Journey is about making dreams come true. I know this because in less than a year I went from closet Journey fan to lead singer and bassist for Odyssey, Travis County's premier Journey cover band.
In 2005, Caroline O'Connor and Elisabeth Sikes came to me with Odyssey. Neither knew how to play an instrument, but they loved Journey and wanted to have some fun. Caroline bought a drum kit, and Elisabeth bought a guitar. Their first "practices" were in Caroline's living room with a boom box, trying to imitate what they heard. Next they approached me. When two ladies with no musical experience ask you to join their Journey cover band, you really can't say no.
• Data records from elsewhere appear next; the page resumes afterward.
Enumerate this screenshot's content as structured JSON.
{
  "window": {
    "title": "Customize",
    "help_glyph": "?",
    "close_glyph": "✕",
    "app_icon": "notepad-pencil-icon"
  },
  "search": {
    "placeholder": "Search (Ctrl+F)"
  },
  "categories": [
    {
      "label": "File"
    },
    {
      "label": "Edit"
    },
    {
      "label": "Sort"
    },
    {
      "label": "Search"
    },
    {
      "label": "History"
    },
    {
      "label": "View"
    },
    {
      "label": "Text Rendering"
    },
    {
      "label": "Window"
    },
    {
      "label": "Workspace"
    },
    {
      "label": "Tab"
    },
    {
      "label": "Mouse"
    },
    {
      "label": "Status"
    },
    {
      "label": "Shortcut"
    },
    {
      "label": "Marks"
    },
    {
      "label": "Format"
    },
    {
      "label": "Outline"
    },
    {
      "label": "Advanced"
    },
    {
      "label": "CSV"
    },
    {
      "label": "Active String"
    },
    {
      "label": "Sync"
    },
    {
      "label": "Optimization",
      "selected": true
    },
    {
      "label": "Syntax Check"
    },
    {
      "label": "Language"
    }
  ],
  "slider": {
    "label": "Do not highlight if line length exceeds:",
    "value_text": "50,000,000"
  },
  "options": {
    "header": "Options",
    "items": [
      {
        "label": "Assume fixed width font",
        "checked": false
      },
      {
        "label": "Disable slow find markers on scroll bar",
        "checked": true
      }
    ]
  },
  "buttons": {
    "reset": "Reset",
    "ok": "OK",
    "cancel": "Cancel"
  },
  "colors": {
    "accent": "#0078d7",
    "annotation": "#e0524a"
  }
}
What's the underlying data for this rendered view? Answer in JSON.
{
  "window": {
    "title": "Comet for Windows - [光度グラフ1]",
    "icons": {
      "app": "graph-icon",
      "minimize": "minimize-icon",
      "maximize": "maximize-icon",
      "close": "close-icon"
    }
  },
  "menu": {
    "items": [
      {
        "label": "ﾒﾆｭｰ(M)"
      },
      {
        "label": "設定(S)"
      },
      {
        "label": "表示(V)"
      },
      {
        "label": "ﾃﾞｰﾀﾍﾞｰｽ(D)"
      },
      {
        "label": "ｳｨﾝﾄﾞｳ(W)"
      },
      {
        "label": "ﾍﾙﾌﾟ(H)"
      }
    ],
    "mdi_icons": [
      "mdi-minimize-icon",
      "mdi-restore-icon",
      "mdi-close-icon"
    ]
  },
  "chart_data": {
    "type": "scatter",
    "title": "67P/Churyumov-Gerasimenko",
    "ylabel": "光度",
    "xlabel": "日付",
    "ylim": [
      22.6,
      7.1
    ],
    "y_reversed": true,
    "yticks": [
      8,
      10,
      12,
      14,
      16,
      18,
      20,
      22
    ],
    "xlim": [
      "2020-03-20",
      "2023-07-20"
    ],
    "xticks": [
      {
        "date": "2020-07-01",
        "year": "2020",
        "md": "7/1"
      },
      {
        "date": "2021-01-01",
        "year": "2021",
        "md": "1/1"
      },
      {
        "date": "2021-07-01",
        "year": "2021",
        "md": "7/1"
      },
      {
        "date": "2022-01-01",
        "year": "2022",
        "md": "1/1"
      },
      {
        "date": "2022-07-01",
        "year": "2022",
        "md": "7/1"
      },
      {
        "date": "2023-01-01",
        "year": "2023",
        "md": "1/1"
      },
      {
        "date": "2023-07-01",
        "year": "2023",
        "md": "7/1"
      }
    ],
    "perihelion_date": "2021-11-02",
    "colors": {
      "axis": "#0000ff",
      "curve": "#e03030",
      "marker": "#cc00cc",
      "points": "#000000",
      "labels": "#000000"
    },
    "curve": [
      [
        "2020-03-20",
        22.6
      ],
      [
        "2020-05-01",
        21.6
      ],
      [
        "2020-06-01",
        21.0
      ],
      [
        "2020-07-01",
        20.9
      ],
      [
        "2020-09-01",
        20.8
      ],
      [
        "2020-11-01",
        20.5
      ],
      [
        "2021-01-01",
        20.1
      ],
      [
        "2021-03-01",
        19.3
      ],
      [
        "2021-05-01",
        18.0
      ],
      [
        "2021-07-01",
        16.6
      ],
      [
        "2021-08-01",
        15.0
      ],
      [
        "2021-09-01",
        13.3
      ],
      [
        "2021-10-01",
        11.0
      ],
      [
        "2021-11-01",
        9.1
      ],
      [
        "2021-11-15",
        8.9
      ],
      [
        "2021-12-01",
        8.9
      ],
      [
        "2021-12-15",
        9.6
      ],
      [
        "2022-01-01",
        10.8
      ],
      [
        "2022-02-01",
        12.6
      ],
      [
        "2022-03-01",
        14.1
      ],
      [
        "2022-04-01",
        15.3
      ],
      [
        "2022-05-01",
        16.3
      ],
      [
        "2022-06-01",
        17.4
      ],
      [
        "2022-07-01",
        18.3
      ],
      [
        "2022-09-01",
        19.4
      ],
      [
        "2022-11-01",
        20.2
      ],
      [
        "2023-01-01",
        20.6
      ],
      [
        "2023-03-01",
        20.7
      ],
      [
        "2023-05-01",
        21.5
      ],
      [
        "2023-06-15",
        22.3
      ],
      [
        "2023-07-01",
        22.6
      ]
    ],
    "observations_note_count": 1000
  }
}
After months of practices, we learned the songs and how to make them our own. We changed the time signature of ballad "Open Arms" from 3/4 to 4/4 and turned it into a driving rocker. My rudimentary baritone somehow worked in place of Steve Perry's virtuosic countertenor. We recruited ringers: my sister Susannah played violin in place of keyboards, and trombonist Nick Smith (now of Foot Patrol) added talent and humor. He showed up to our Kiss-themed Halloween gig in face paint and a rented unitard – rented! – as the imaginary fifth member of Kiss, the Hawk.
In no time we got gigs: a few house parties, a couple of recitals at an Italian grill, and one junior high school prom. Then bigger game came our way: Hole in the Wall, Whisky Bar, Alamo Drafthouse, and the Blanton. People were now seeking us out for gigs. We opened for MiniKiss, a Kiss tribute band comprised entirely of little people. A year earlier we couldn't play our instruments, but by 2007 we were voted fourth best cover band in the Chronicle Music Poll. Our success was as improbable as Jonathan Cain's keyboard magically suspended on the wall in the video for "Separate Ways."
But things change, and people drift apart. We haven't played in more than a year now. Our moment in the sun disappeared like Steve Perry's mustache in the video for "Faithfully." I sometimes reflect on what people liked about us. Partly, it was the novelty of hearing Journey played slightly wrong and with a hint of irony. I also believe – and here's where things get corny – that Journey's songs have a quasi-magical power to bypass the cool defenses of the mind and go straight to the heart. I know this from watching people transform into teary-eyed, fist-pumping fools at the opening strains of "Don't Stop Believin'."
And I know this because that's the best explanation for why we got as far as we did on nothing but heart and drive.